___ Data records
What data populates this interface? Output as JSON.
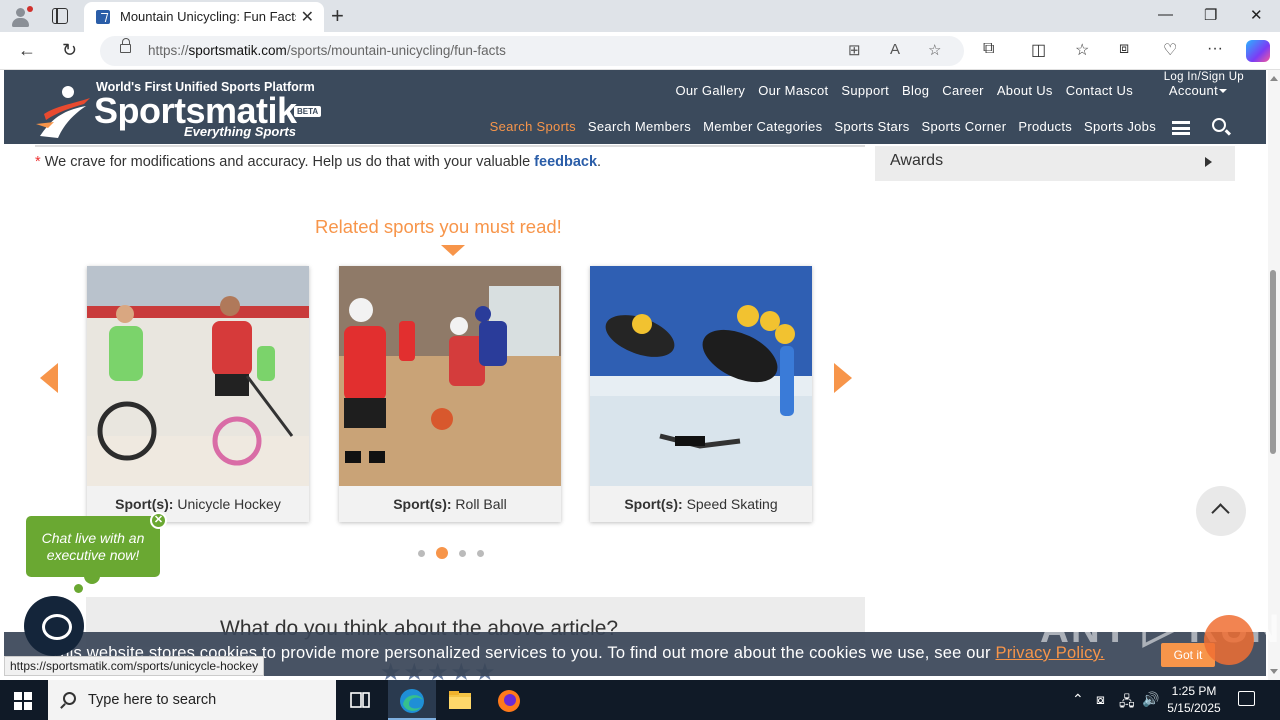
{
  "browser": {
    "tab_title": "Mountain Unicycling: Fun Facts,",
    "url_prefix": "https://",
    "url_domain": "sportsmatik.com",
    "url_path": "/sports/mountain-unicycling/fun-facts",
    "status_url": "https://sportsmatik.com/sports/unicycle-hockey"
  },
  "header": {
    "tagline": "World's First Unified Sports Platform",
    "brand": "Sportsmatik",
    "beta": "BETA",
    "subtitle": "Everything Sports",
    "top_nav": [
      "Our Gallery",
      "Our Mascot",
      "Support",
      "Blog",
      "Career",
      "About Us",
      "Contact Us"
    ],
    "login": "Log In/Sign Up",
    "account": "Account",
    "main_nav": [
      "Search Sports",
      "Search Members",
      "Member Categories",
      "Sports Stars",
      "Sports Corner",
      "Products",
      "Sports Jobs"
    ],
    "active_nav": "Search Sports"
  },
  "content": {
    "feedback_prefix": "We crave for modifications and accuracy. Help us do that with your valuable",
    "feedback_link": "feedback",
    "feedback_suffix": ".",
    "sidebar_item": "Awards",
    "related_title": "Related sports you must read!",
    "card_label": "Sport(s):",
    "cards": [
      {
        "sport": "Unicycle Hockey"
      },
      {
        "sport": "Roll Ball"
      },
      {
        "sport": "Speed Skating"
      }
    ],
    "opinion_title": "What do you think about the above article?"
  },
  "chat": {
    "line1": "Chat live with an",
    "line2": "executive now!"
  },
  "cookie": {
    "text": "This website stores cookies to provide more personalized services to you. To find out more about the cookies we use, see our",
    "policy_link": "Privacy Policy.",
    "button": "Got it"
  },
  "taskbar": {
    "search_placeholder": "Type here to search",
    "time": "1:25 PM",
    "date": "5/15/2025"
  },
  "colors": {
    "accent": "#f7954a",
    "header_bg": "#3b4a5c",
    "link": "#2a5da8",
    "chat_green": "#6aa832"
  }
}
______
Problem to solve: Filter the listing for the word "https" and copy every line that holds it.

Solution for this exercise:
    "url_prefix": "https://",
    "status_url": "https://sportsmatik.com/sports/unicycle-hockey"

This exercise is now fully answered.